Problem details: Show, in full, each line of the data that contains "Principal".

(Data records for software interfaces)
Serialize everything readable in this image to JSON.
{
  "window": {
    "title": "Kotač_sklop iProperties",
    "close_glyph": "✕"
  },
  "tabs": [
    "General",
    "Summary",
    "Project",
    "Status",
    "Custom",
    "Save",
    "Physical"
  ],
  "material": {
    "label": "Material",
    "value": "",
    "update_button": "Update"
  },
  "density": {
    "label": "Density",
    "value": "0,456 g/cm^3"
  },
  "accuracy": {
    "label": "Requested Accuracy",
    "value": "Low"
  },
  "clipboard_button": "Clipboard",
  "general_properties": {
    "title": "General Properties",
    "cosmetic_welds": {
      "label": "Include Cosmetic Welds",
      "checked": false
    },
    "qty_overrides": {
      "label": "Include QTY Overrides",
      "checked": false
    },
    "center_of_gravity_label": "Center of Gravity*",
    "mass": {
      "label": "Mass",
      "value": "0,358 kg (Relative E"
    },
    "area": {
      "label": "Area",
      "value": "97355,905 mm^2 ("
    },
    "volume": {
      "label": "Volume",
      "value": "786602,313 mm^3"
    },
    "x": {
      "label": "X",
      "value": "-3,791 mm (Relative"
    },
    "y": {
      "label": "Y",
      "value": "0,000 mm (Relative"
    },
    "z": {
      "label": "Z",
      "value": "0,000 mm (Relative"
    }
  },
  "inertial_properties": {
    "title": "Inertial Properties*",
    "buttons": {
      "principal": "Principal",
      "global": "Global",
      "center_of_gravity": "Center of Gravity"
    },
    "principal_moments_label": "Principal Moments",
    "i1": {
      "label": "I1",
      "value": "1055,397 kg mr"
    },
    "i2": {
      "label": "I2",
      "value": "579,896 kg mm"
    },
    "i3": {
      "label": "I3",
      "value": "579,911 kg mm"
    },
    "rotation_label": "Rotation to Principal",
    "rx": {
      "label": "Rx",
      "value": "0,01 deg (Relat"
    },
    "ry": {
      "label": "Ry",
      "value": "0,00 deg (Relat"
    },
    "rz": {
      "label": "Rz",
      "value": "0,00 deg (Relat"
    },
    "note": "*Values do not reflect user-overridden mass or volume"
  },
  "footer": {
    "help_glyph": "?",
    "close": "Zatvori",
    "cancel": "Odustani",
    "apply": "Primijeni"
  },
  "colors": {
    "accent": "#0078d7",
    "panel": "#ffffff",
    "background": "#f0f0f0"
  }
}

Answer space:
      "principal": "Principal",
    "principal_moments_label": "Principal Moments",
    "rotation_label": "Rotation to Principal",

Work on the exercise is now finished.